Classy, indeed classy! Hindustani classical music has been rare genre in Bollywood and it's really pristine to hear a soundtrack as traditionally composed as 'Kaun Si Dor'. Pt. Channulal Mishra's immaculately streamlined classical voice echoes out the pathos, hardships, trials and tribulations of lead protagonists in his well-tempered vocal flows. It's great to hear Shreya Ghoshal in one of her most classically refined singing stances where she gists out the poignant feel in form of 'alaaps', variations and modulations. S-E-L delivers out pure Indian classical arrangements that have vim and vigor of classical instrumentals in optimum packaging. Prasoon Joshi's author-backed lyrics are tragically inundated ('Badey jatan se fasal lagaye, chun chun beej rachye, Baandh taki taki ki rakhwari, dabiya ankur muskaaye, Bhaag chirayia badi nithoor hai...) and has the melodramatic verve to connect with the melancholic situational feel in the flick. 'Kaun Si Dor' stands out as one of the finest efforts and attempts by the entire musical team and as expected it comes in another version titled 'Saans Albeli'. It comes out as male solo version of 'Kaun Si Dor' where Pt.Channulal Mishra sings his heart out in almost similar arrangements and lyrical settings. For all those who have heart and ear for classically refined music, this one is really a listening delight that should be doing a lot in enhancing the hard-hitting feel and insightful narration of the flick. Worth-a-hear!

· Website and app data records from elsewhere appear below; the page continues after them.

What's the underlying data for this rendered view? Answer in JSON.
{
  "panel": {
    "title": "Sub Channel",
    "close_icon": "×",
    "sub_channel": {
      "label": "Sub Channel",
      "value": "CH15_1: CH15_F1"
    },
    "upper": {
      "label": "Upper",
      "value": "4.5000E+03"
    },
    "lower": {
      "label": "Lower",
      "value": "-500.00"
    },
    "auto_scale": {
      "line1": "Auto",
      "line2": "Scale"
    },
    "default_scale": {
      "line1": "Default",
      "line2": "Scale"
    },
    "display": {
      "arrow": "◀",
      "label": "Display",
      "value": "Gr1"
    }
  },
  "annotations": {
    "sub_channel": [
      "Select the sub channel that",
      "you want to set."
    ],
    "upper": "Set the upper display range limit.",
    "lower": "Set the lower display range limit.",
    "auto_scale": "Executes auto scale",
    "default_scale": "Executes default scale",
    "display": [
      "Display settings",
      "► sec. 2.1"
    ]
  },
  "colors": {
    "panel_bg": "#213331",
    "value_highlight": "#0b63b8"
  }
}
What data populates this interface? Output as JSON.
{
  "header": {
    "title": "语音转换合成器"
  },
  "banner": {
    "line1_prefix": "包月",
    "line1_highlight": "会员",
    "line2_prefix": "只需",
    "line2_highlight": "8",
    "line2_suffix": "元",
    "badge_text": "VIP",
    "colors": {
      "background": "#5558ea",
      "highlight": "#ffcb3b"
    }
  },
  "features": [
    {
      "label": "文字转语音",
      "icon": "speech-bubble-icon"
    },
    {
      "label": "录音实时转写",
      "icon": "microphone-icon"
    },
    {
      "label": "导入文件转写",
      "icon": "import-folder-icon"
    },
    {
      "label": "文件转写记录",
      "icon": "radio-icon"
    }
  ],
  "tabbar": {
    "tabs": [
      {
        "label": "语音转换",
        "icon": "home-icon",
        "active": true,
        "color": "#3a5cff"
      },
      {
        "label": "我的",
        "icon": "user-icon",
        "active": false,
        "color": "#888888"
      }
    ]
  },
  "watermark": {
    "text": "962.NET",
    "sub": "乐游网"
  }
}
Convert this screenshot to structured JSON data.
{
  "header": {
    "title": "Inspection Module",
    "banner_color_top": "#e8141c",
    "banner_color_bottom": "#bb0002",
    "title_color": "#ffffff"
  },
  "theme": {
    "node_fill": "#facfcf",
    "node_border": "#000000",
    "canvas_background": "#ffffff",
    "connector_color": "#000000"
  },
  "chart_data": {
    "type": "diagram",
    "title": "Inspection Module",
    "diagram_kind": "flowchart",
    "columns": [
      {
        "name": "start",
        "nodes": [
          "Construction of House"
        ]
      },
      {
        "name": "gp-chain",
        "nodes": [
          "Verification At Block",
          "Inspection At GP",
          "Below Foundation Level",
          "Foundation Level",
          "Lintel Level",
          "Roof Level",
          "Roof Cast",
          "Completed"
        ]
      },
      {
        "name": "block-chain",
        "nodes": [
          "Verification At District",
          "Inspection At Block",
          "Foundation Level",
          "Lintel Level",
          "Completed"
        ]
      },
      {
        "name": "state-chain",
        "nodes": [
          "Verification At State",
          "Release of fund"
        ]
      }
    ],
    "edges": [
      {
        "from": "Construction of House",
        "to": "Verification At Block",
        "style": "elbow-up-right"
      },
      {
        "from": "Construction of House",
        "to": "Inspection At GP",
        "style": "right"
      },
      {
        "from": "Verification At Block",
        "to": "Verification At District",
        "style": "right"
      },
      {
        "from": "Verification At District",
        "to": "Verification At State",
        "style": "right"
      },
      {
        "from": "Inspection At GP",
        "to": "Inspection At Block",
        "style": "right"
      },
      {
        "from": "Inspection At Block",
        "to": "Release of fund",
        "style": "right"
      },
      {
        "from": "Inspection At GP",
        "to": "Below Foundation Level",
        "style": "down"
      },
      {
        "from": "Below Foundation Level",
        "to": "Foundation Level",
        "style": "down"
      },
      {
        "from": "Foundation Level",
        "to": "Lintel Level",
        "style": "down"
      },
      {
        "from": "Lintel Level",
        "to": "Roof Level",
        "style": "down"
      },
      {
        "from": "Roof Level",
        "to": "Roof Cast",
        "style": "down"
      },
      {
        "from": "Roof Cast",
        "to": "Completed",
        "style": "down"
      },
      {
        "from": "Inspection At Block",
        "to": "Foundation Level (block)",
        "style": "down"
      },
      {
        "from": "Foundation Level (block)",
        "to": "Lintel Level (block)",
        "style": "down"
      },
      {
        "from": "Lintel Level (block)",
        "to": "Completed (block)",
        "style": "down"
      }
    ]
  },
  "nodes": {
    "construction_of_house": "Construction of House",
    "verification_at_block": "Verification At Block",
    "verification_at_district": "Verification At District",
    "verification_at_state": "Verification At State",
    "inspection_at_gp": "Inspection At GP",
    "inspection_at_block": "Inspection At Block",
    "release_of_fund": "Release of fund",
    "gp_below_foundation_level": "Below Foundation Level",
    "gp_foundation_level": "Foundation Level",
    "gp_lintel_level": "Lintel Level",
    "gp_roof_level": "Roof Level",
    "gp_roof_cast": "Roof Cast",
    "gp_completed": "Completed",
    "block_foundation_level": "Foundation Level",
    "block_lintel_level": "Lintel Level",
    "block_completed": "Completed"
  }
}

Light of Enlightenment! As our fond memories goes, Shankar Mahadevan made a magical spell in earlier phase of his singing career by singing out a beautiful inspirational track titled 'Aasman Ke Paar' (ROCKFORD (1999)), a song that is still a favorite in every singing talent show. Once again, the singing magic returns as he sings out another inspirational track titled 'Roshanee' (meaning light) with a theme of awakening to new horizons and opportunities in life. It primarily targets youth audience with a motivational thriving appeal and succeeds to great extent in those highly pumped vocals and upbeat rock-beat arrangements. It brings back the jingoism of S-E-L's earlier tracks like 'Lakshya' (LAKSHYA (2004)) and fuels up passion of being 'go-getter' in life in lines like 'Sabke liye raste ho, aasha ke baste ho, Jin mein ujaale baste ho...) and works more like a promotional song for educational awareness program. Commercially speaking, this well penned and sung track may not be finding maximum takers but is surely to be one positive musical move in the cadre of inspirational 'filmi' songs of our time. Inspirational!
AARAKSHAN does not hold any big attractions for listeners who await rocking-thrilling rocking feast from the composers (S-E-L) but works categorically to the socially relevant theme of the film in most ingenious way. Despite the fact that producers are promoting 'Acchi Lagti Ho' to its maximum in media, the finest of the albums comes in the form of two meticulously composed tracks titled 'Kaun Si Dor' and 'Roshanee'. It will restrict its presence to few selected sect of listeners but will surely be a great asset in the theatrical happenings of the flick.